WORK REQUEST. Repeat every record exactly, but keep images out of the copy.

☆ ☆ ☆ ☆ ☆ ☆ ☆

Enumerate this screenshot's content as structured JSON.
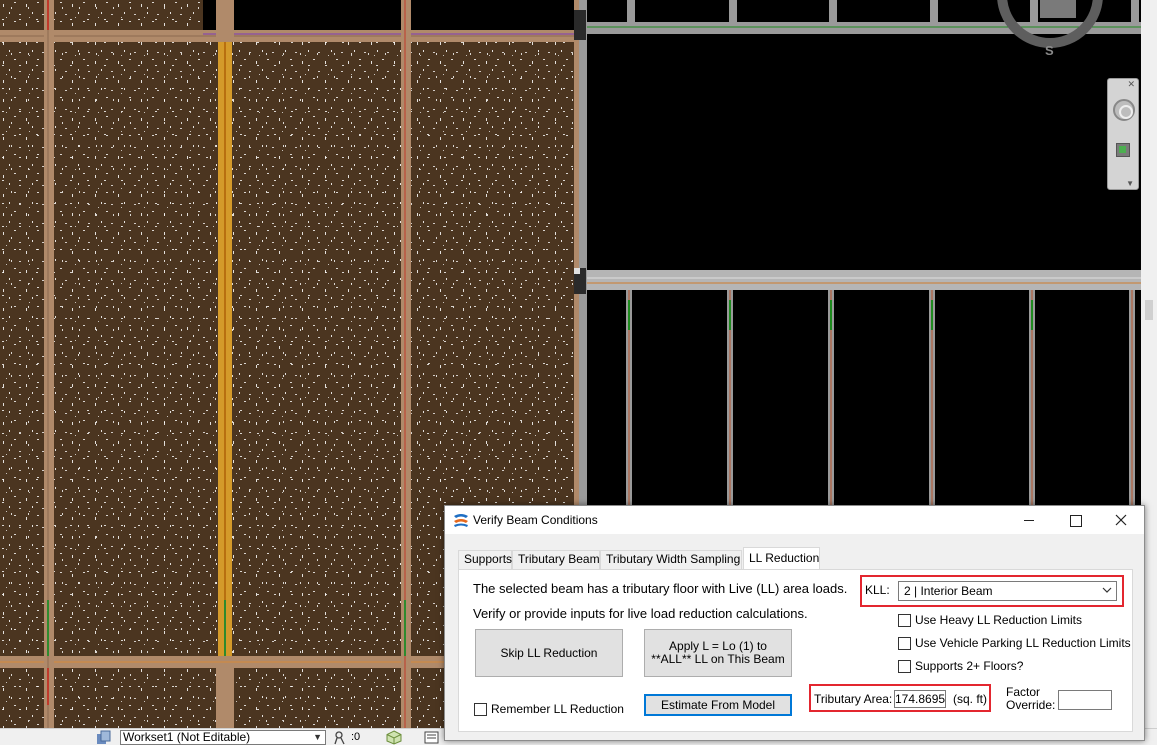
{
  "dialog": {
    "title": "Verify Beam Conditions",
    "tabs": [
      {
        "label": "Supports"
      },
      {
        "label": "Tributary Beams"
      },
      {
        "label": "Tributary Width Sampling"
      },
      {
        "label": "LL Reduction"
      }
    ],
    "active_tab": "LL Reduction",
    "message_line1": "The selected beam has a tributary floor with Live (LL) area loads.",
    "message_line2": "Verify or provide inputs for live load reduction calculations.",
    "skip_button": "Skip LL Reduction",
    "apply_button_line1": "Apply L = Lo (1) to",
    "apply_button_line2": "**ALL** LL on This Beam",
    "estimate_button": "Estimate From Model",
    "kll_label": "KLL:",
    "kll_value": "2  |  Interior Beam",
    "checkboxes": {
      "heavy_ll": {
        "label": "Use Heavy LL Reduction Limits",
        "checked": false
      },
      "vehicle_parking": {
        "label": "Use Vehicle Parking LL Reduction Limits",
        "checked": false
      },
      "supports_floors": {
        "label": "Supports 2+ Floors?",
        "checked": false
      },
      "remember": {
        "label": "Remember LL Reduction",
        "checked": false
      }
    },
    "tributary_area_label": "Tributary Area:",
    "tributary_area_value": "174.8695",
    "tributary_area_unit": "(sq. ft)",
    "factor_override_label_line1": "Factor",
    "factor_override_label_line2": "Override:",
    "factor_override_value": ""
  },
  "statusbar": {
    "workset": "Workset1 (Not Editable)",
    "count": ":0"
  },
  "viewcube": {
    "south_label": "S"
  },
  "colors": {
    "floor_fill": "#4b3520",
    "beam": "#b08a6a",
    "highlight_beam": "#d49a2a",
    "highlight_box": "#e3262f",
    "focus_button": "#0078d7"
  }
}
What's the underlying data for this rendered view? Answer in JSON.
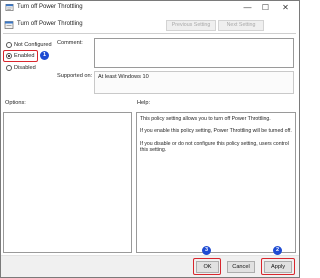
{
  "window": {
    "title": "Turn off Power Throttling",
    "minimize_glyph": "—",
    "maximize_glyph": "☐",
    "close_glyph": "✕"
  },
  "header": {
    "title": "Turn off Power Throttling",
    "previous_setting": "Previous Setting",
    "next_setting": "Next Setting"
  },
  "options": {
    "not_configured": "Not Configured",
    "enabled": "Enabled",
    "disabled": "Disabled",
    "selected": "Enabled"
  },
  "comment": {
    "label": "Comment:",
    "value": ""
  },
  "supported_on": {
    "label": "Supported on:",
    "value": "At least Windows 10"
  },
  "options_label": "Options:",
  "help_label": "Help:",
  "help_text": [
    "This policy setting allows you to turn off Power Throttling.",
    "If you enable this policy setting, Power Throttling will be turned off.",
    "If you disable or do not configure this policy setting, users control this setting."
  ],
  "buttons": {
    "ok": "OK",
    "cancel": "Cancel",
    "apply": "Apply"
  },
  "annotations": {
    "step1": "1",
    "step2": "2",
    "step3": "3"
  },
  "colors": {
    "highlight": "#d8262d",
    "badge": "#1e4bd2"
  },
  "icons": {
    "app": "policy-icon"
  }
}
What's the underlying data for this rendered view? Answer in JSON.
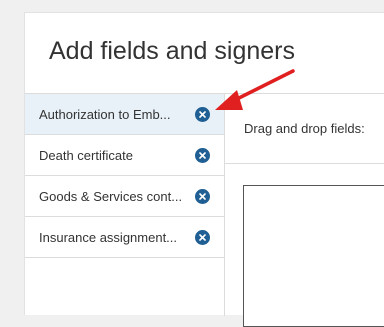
{
  "page": {
    "title": "Add fields and signers"
  },
  "documents": [
    {
      "label": "Authorization to Emb...",
      "selected": true
    },
    {
      "label": "Death certificate",
      "selected": false
    },
    {
      "label": "Goods & Services cont...",
      "selected": false
    },
    {
      "label": "Insurance assignment...",
      "selected": false
    }
  ],
  "main": {
    "drag_label": "Drag and drop fields:"
  },
  "icons": {
    "remove": "close-circle-icon",
    "annotation": "red-arrow-annotation"
  },
  "colors": {
    "accent": "#1f5f93",
    "selected_bg": "#e8f1f8",
    "annotation": "#e02020"
  }
}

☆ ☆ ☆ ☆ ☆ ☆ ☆

ANSWER TO THE PROBLEM.
Enumerate this screenshot's content as structured JSON.
{
  "dialog": {
    "title": "Verify Beam Conditions",
    "tabs": [
      {
        "label": "Supports"
      },
      {
        "label": "Tributary Beams"
      },
      {
        "label": "Tributary Width Sampling"
      },
      {
        "label": "LL Reduction"
      }
    ],
    "active_tab": "LL Reduction",
    "message_line1": "The selected beam has a tributary floor with Live (LL) area loads.",
    "message_line2": "Verify or provide inputs for live load reduction calculations.",
    "skip_button": "Skip LL Reduction",
    "apply_button_line1": "Apply L = Lo (1) to",
    "apply_button_line2": "**ALL** LL on This Beam",
    "estimate_button": "Estimate From Model",
    "kll_label": "KLL:",
    "kll_value": "2  |  Interior Beam",
    "checkboxes": {
      "heavy_ll": {
        "label": "Use Heavy LL Reduction Limits",
        "checked": false
      },
      "vehicle_parking": {
        "label": "Use Vehicle Parking LL Reduction Limits",
        "checked": false
      },
      "supports_floors": {
        "label": "Supports 2+ Floors?",
        "checked": false
      },
      "remember": {
        "label": "Remember LL Reduction",
        "checked": false
      }
    },
    "tributary_area_label": "Tributary Area:",
    "tributary_area_value": "174.8695",
    "tributary_area_unit": "(sq. ft)",
    "factor_override_label_line1": "Factor",
    "factor_override_label_line2": "Override:",
    "factor_override_value": ""
  },
  "statusbar": {
    "workset": "Workset1 (Not Editable)",
    "count": ":0"
  },
  "viewcube": {
    "south_label": "S"
  },
  "colors": {
    "floor_fill": "#4b3520",
    "beam": "#b08a6a",
    "highlight_beam": "#d49a2a",
    "highlight_box": "#e3262f",
    "focus_button": "#0078d7"
  }
}
What's the underlying data for this rendered view? Answer in JSON.
{
  "window": {
    "title": "Turn off Power Throttling",
    "minimize_glyph": "—",
    "maximize_glyph": "☐",
    "close_glyph": "✕"
  },
  "header": {
    "title": "Turn off Power Throttling",
    "previous_setting": "Previous Setting",
    "next_setting": "Next Setting"
  },
  "options": {
    "not_configured": "Not Configured",
    "enabled": "Enabled",
    "disabled": "Disabled",
    "selected": "Enabled"
  },
  "comment": {
    "label": "Comment:",
    "value": ""
  },
  "supported_on": {
    "label": "Supported on:",
    "value": "At least Windows 10"
  },
  "options_label": "Options:",
  "help_label": "Help:",
  "help_text": [
    "This policy setting allows you to turn off Power Throttling.",
    "If you enable this policy setting, Power Throttling will be turned off.",
    "If you disable or do not configure this policy setting, users control this setting."
  ],
  "buttons": {
    "ok": "OK",
    "cancel": "Cancel",
    "apply": "Apply"
  },
  "annotations": {
    "step1": "1",
    "step2": "2",
    "step3": "3"
  },
  "colors": {
    "highlight": "#d8262d",
    "badge": "#1e4bd2"
  },
  "icons": {
    "app": "policy-icon"
  }
}
What's the underlying data for this rendered view? Answer in JSON.
{
  "page": {
    "title": "Add fields and signers"
  },
  "documents": [
    {
      "label": "Authorization to Emb...",
      "selected": true
    },
    {
      "label": "Death certificate",
      "selected": false
    },
    {
      "label": "Goods & Services cont...",
      "selected": false
    },
    {
      "label": "Insurance assignment...",
      "selected": false
    }
  ],
  "main": {
    "drag_label": "Drag and drop fields:"
  },
  "icons": {
    "remove": "close-circle-icon",
    "annotation": "red-arrow-annotation"
  },
  "colors": {
    "accent": "#1f5f93",
    "selected_bg": "#e8f1f8",
    "annotation": "#e02020"
  }
}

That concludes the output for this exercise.